One thing I’d add, that I learned while studying Tae Kwon Do, is that helps to have some expectations of making incremental progress too? If you expect to lose a ton of weight quickly or to be able to run a long race in a month (I’ve seen those training guides for 1/2 marathons but the weather here is too unpredictable so I figure on doubling the preparation time…) you can get disappointed but I think that if you make a broader decision to exercise most of the time and to stick with it, you will achieve a better result?

I’d sort of disagree with Jan’s comment that “we must adjust for [the exercise] and be very careful” because, to a certain degree, you have to be careful all the time anyway so exercising just involves anticipating that it will send you low and making adjustments, such as the exCarbs plan laid out in Pumping Insulin? You can always get a different result but people w/ diabetes will likely have carbs around anyway and you should make a decision to exercise based on trying to feel good about exercising, not being shy about diabetes? I think that some people are inclined to blow it off because it can be work but, before I started exercising, I did a lot of work to sit on my butt on the couch too!!

Exercise is good. May raise the BG in some type 2 during but still improves insulin sensitivity.

I have found that even a short walk will lower my blood sugars. I mainly do a half hour walk in the morning with my dog, then I will do a little tai chi as well. There was a comment made that it is harder to exercise as you get older, I am over 70 and am easily able to walk and I teach tai chi, including the Tai Chi for Diabetes form. In my class I have several 80 year olds, and when I feel grumpy and don’t want to exercise I remember these ladies and how keen they are to keep fit. I can go low towards the end of my walk, so I carry glucose tablets, one will usually help me get home safely.
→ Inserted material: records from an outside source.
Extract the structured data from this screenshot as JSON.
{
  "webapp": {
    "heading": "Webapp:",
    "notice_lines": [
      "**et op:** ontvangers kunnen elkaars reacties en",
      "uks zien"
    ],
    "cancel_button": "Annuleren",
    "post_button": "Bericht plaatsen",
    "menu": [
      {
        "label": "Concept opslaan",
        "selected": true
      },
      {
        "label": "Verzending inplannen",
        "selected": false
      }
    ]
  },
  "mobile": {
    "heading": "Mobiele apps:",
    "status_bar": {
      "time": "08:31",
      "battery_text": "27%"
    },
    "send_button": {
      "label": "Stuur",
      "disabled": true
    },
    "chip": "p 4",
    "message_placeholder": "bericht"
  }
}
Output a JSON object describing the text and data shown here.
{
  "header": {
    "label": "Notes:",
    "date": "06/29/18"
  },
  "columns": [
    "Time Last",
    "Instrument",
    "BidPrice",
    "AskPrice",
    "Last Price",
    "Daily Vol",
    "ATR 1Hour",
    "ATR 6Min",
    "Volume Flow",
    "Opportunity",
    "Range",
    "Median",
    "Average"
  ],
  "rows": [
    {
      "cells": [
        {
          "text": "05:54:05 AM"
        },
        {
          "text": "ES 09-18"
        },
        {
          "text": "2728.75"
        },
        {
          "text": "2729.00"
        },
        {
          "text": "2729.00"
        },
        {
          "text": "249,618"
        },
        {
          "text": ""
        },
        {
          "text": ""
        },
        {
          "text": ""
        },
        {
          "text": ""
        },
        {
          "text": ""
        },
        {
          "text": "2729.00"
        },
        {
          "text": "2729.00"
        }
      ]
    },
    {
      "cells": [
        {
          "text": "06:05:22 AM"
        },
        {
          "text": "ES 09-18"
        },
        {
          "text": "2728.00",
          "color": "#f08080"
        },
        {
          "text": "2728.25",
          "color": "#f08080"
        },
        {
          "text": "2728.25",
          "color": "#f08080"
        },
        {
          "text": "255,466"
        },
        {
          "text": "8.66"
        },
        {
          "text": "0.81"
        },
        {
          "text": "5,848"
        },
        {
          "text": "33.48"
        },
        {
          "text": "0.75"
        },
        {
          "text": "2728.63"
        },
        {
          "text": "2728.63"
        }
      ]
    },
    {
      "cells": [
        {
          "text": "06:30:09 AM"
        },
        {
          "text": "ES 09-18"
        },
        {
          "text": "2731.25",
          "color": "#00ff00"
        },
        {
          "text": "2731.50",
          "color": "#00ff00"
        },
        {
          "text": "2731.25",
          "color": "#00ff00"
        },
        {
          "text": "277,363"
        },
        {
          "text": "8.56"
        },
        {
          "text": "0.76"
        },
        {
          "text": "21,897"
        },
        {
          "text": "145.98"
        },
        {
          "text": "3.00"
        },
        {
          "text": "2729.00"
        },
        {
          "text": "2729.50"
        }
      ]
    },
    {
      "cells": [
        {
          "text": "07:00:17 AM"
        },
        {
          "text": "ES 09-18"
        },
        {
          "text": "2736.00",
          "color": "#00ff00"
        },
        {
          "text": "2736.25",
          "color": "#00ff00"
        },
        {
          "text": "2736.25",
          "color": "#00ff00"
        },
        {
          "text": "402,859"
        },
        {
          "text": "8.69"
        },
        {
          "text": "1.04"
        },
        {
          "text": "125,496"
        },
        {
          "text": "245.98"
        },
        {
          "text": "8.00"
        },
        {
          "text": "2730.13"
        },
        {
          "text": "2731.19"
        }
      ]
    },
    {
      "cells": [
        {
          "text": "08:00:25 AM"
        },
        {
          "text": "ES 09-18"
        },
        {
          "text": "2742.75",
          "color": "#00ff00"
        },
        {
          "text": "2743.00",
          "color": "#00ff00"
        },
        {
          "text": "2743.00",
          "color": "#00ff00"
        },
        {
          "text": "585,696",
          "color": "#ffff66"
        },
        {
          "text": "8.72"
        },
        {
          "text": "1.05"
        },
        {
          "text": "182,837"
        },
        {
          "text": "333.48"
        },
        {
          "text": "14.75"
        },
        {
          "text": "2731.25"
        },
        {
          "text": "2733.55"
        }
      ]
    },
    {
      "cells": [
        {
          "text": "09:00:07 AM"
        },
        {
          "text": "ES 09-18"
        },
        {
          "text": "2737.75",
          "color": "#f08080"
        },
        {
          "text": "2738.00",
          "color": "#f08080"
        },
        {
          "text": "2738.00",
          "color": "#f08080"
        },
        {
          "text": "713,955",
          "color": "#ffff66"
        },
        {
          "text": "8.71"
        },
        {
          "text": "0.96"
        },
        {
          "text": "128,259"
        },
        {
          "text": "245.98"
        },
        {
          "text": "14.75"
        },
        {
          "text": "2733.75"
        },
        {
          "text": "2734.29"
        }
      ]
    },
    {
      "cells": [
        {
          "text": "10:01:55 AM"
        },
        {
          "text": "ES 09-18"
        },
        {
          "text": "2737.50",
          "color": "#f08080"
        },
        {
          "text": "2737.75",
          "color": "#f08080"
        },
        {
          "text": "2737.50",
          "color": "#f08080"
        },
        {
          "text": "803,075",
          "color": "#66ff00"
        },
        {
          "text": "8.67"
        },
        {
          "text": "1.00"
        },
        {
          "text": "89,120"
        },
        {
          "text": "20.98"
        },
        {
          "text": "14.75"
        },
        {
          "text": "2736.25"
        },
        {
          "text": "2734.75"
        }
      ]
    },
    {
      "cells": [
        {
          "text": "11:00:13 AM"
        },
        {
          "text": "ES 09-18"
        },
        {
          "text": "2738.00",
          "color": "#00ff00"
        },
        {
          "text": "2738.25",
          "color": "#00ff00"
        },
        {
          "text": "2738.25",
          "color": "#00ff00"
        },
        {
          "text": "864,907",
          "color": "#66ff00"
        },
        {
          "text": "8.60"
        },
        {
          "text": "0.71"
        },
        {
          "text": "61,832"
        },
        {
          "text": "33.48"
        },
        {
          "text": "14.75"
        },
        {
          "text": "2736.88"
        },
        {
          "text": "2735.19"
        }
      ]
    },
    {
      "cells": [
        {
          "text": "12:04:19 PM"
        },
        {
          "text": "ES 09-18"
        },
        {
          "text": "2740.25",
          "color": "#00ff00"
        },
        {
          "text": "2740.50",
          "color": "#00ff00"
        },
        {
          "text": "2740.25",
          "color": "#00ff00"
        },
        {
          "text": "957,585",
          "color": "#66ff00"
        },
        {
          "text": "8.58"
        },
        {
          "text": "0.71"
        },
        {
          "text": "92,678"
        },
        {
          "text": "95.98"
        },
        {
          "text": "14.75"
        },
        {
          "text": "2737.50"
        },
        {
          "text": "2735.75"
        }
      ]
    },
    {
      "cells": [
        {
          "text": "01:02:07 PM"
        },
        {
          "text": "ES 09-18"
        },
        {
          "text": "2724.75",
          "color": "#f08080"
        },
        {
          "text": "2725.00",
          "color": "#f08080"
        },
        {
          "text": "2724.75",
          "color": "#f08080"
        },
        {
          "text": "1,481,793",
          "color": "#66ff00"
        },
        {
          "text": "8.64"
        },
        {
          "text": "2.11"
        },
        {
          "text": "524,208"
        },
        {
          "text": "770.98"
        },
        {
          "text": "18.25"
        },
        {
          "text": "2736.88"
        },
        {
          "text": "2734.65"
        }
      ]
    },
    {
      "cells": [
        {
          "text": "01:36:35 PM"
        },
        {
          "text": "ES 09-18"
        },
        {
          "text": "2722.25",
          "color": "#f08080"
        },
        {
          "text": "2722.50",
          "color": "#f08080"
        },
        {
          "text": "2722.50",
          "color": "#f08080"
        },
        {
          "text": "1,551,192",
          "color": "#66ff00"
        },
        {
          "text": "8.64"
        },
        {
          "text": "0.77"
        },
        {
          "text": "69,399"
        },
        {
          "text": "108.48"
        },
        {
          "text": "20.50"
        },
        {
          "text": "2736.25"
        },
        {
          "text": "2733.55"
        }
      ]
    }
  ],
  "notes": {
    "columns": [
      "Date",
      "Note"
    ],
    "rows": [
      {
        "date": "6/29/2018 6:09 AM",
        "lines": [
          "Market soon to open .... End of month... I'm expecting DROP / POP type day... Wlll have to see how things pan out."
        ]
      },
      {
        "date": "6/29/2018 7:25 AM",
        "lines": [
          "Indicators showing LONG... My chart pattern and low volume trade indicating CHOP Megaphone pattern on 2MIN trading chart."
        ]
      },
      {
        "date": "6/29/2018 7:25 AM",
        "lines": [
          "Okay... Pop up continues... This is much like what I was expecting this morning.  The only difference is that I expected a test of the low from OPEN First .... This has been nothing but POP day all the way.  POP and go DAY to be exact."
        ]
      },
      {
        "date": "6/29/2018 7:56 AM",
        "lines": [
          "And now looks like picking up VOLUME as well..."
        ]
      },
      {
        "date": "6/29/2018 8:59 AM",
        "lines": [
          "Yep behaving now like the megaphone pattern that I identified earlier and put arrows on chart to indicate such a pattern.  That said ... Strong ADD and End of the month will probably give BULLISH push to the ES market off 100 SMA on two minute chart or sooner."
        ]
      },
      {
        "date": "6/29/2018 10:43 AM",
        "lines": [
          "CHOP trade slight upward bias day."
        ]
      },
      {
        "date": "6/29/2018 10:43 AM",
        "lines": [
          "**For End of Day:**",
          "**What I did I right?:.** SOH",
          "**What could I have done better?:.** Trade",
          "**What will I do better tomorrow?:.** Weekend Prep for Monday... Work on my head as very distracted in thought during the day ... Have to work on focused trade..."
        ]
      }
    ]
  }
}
Oh, and Trev, I am hopeless at math! LOL

I hate math! I totally wing it at math. Maybe once every three months I’ll decide to eat a bowl of cereal and actually calculate the ratio for how many carbs are in some fractional serving?

Although I just started insulin in December, I’m already finding that the hardest part is adjusting insulin levels to handle exercise. It is one thing to figure out the right levels during and immediately after exercise, but I have found that my basal levels are affected enough over at least the next 24 hours that I have to make adjustment in my basal. I appear to need different overnight levels that differ by perhaps 25% depending on my exercise during the day and how hard I exercised.

I still believe that exercise has benefits, but one has to question the difference between a consistent daily modest level of exercise (like 1/2hr - 1 hr) with consistent blood sugars compared against an aggressive exercise program (weight training/running every other day or two) and the variability in blood sugar that comes with it.

The variability in BG comes with an aggressive exercise program when basal insulin rates cannot be varied to go along with your exercise program. That definitely could be the limiting factor for most diabetics. With a pump and CGM, steady BG levels are achieveable as long as there is consistencey with the exercise program.

Ah, there you get to the heart of the matter. Consistency. My life is constantly disrupted. And using MDI makes it even more of a challenge, once you have take your basal injection, that is it. So maybe what I need to do is force more consistency at least in the days that I workout, even if I can’t be consistent about the intensity.

I exercise at the gym daily and hard, usually around the same time. Just test your BG first and I adjust the basel accordingly, perhaps half to no basel. Be sure to have glucose to cover before driving home. Oh, and I have a pump so I can shut it off if necessary.

I’m type one over 50 years, on a pump for about 8 years.

It’s also harder to be consistent w/ R/N because they are inherently inconsistent. Hopefully you will have compiled enough data for your doctor to hook you up with the good stuff.